Gov. John Bel Edwards has asked for a federal disaster declaration from damaging tornadoes last month and has sought an exception to a federal damage threshold because the twisters emanated from an El Niño this year that has continued to pound Louisiana with devastating storms.
In his 26-page request to the Federal Emergency Management Agency and President Barack Obama, Edwards notes the tornadoes were spawned by a low pressure system brought on by El Niño, which also sparked heavy rains that led to severe flooding earlier this month and Mississippi River flooding in January.
“This year’s El Niño is one of the strongest on record and Louisiana is suffering from the continued severe low pressure systems that are causing catastrophic damage by way of flood and tornadic activity,” he wrote in the March 18 letter.
With an eye toward the 2016 hurricane season, Edwards added that a major declaration for the tornadoes “is absolutely necessary in order for the State to be able to recover before potential catastrophes hit the state in the upcoming months.”
Julie Bradford, a FEMA spokeswoman, said the agency is reviewing the governor’s request.
El Niño is one side of oscillating changes in sea surface temperatures and wind patterns in the tropical Pacific Ocean. The shifting winds and temperatures lead to a variety of weather impacts across the globe, according to Climate.gov.
On the Gulf Coast, El Niño leads to heavier than normal rainfall and warmer winter temperatures. El Niño, as opposed to the La Niña and neutral phases that are part the same Pacific oscillation, results from warming sea temperatures in the tropical Pacific.
The 12 tornadoes that cut across Louisiana on Feb. 23 and 24 killed two people in St. James Parish’s Sugar Hill RV Park, injured dozens more and damaged more than 900 homes statewide.
In addition to seeking individual assistance in five parishes, Edwards has sought a federal declaration opening up FEMA’s public assistance for three parishes: Assumption, Livingston and St. John the Baptist. FEMA public assistance allows local governments to get reimbursed for debris removal and covers damage to public structures and other storm costs.
Though all three parishes far exceed their individual damage thresholds, the state calculated $4.95 million in damage statewide, $1.45 million less than the $6.4 million statewide threshold FEMA also requires for public assistance.

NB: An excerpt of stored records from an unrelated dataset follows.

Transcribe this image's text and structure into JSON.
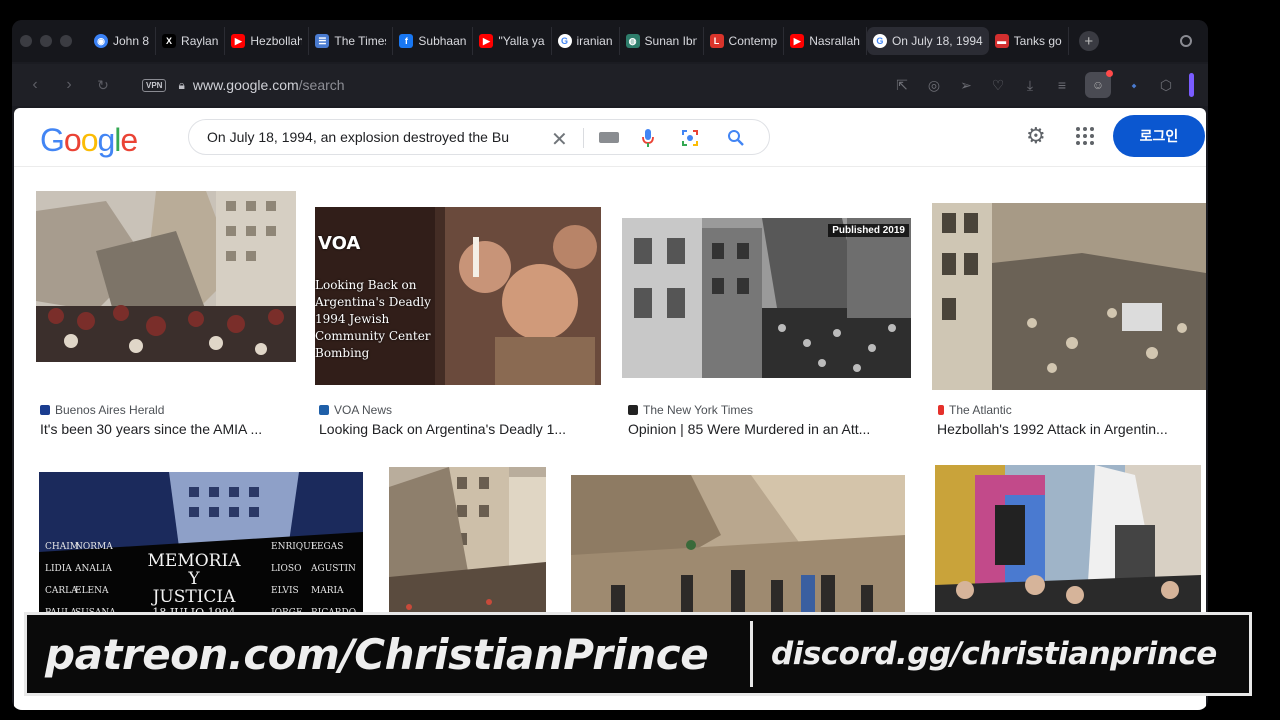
{
  "browser": {
    "tabs": [
      {
        "label": "John 8",
        "favicon": "blue-circle-icon",
        "color": "#3b82f6"
      },
      {
        "label": "Raylan",
        "favicon": "x-icon",
        "color": "#000000"
      },
      {
        "label": "Hezbollah",
        "favicon": "youtube-icon",
        "color": "#ff0000"
      },
      {
        "label": "The Times",
        "favicon": "news-icon",
        "color": "#4a7bd0"
      },
      {
        "label": "Subhaan",
        "favicon": "facebook-icon",
        "color": "#1877f2"
      },
      {
        "label": "\"Yalla ya",
        "favicon": "youtube-icon",
        "color": "#ff0000"
      },
      {
        "label": "iranian",
        "favicon": "google-icon",
        "color": "#4285f4"
      },
      {
        "label": "Sunan Ibn",
        "favicon": "globe-icon",
        "color": "#2e7d6b"
      },
      {
        "label": "Contemp",
        "favicon": "loc-icon",
        "color": "#d9342b"
      },
      {
        "label": "Nasrallah",
        "favicon": "youtube-icon",
        "color": "#ff0000"
      },
      {
        "label": "On July 18, 1994",
        "favicon": "google-icon",
        "color": "#4285f4",
        "active": true
      },
      {
        "label": "Tanks go",
        "favicon": "flag-icon",
        "color": "#d32f2f"
      }
    ],
    "url_host": "www.google.com",
    "url_path": "/search",
    "vpn_label": "VPN"
  },
  "google": {
    "logo_letters": [
      "G",
      "o",
      "o",
      "g",
      "l",
      "e"
    ],
    "logo_colors": [
      "#4285F4",
      "#EA4335",
      "#FBBC05",
      "#4285F4",
      "#34A853",
      "#EA4335"
    ],
    "query": "On July 18, 1994, an explosion destroyed the Bu",
    "login_label": "로그인"
  },
  "results": [
    {
      "source": "Buenos Aires Herald",
      "caption": "It's been 30 years since the AMIA ...",
      "src_color": "#1a3d8f"
    },
    {
      "source": "VOA News",
      "caption": "Looking Back on Argentina's Deadly 1...",
      "src_color": "#1f5fa8",
      "overlay_brand": "VOA",
      "overlay_lines": [
        "Looking Back on",
        "Argentina's Deadly",
        "1994 Jewish",
        "Community Center",
        "Bombing"
      ]
    },
    {
      "source": "The New York Times",
      "caption": "Opinion | 85 Were Murdered in an Att...",
      "src_color": "#222222",
      "badge": "Published 2019"
    },
    {
      "source": "The Atlantic",
      "caption": "Hezbollah's 1992 Attack in Argentin...",
      "src_color": "#e5312b"
    },
    {
      "sign_lines": [
        "MEMORIA",
        "Y",
        "JUSTICIA",
        "18 JULIO 1994"
      ],
      "names": [
        "CHAIM",
        "NORMA",
        "LIDIA",
        "ANALIA",
        "CARLA",
        "ELENA",
        "PAULA",
        "SUSANA",
        "ENRIQUE",
        "LEGAS",
        "LIOSO",
        "AGUSTIN",
        "ELVIS",
        "MARIA",
        "JORGE",
        "RICARDO"
      ]
    },
    {},
    {},
    {}
  ],
  "banner": {
    "left": "patreon.com/ChristianPrince",
    "right": "discord.gg/christianprince"
  }
}
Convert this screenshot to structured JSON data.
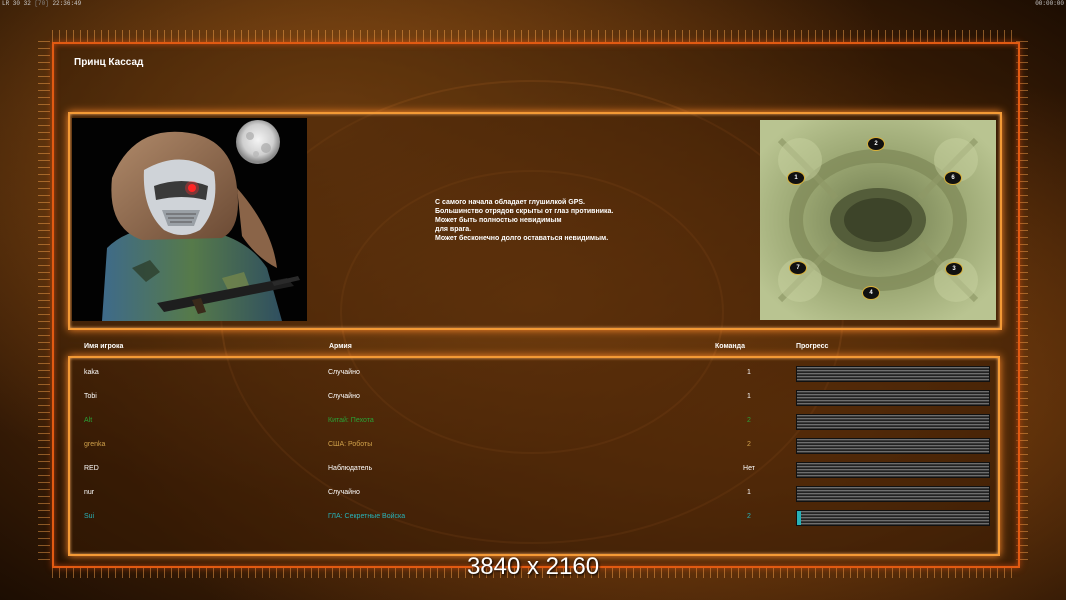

Edwards, in addition to citing the state’s current economic and budgetary troubles, asked for an exception to the public assistance threshold and emphasized the combined impact of this year’s damaging storms, including widespread flooding this month that caused an estimated $11.4 million in damage statewide and prompted federal disaster declarations in 26 parishes.
“The combination of all three recent disasters has been crippling to Louisiana,” Edwards added.
Edwards asked for FEMA individual assistance, which has more subjective requirements and helps people recover, in Assumption, Iberville, Livingston, St. James and St. John parishes.
Freddie Zeigler, meteorologist with the National Weather Service’s Slidell office, said El Niños in 1982-83 and 1997-98 were record events for the Pacific Ocean pattern.
“This one is stronger than those,” Zeigler said of the current El Niño.
When El Niño extends into the summer and fall hurricane season, the pattern tends to reduce the number of named storms in the Gulf of Mexico and Atlantic Ocean.
The National Oceanographic and Atmospheric Administration has rated this year’s El Niño as “strong” but says it will likely weaken in the coming months.
Follow David J. Mitchell on Twitter, @NewsieDave.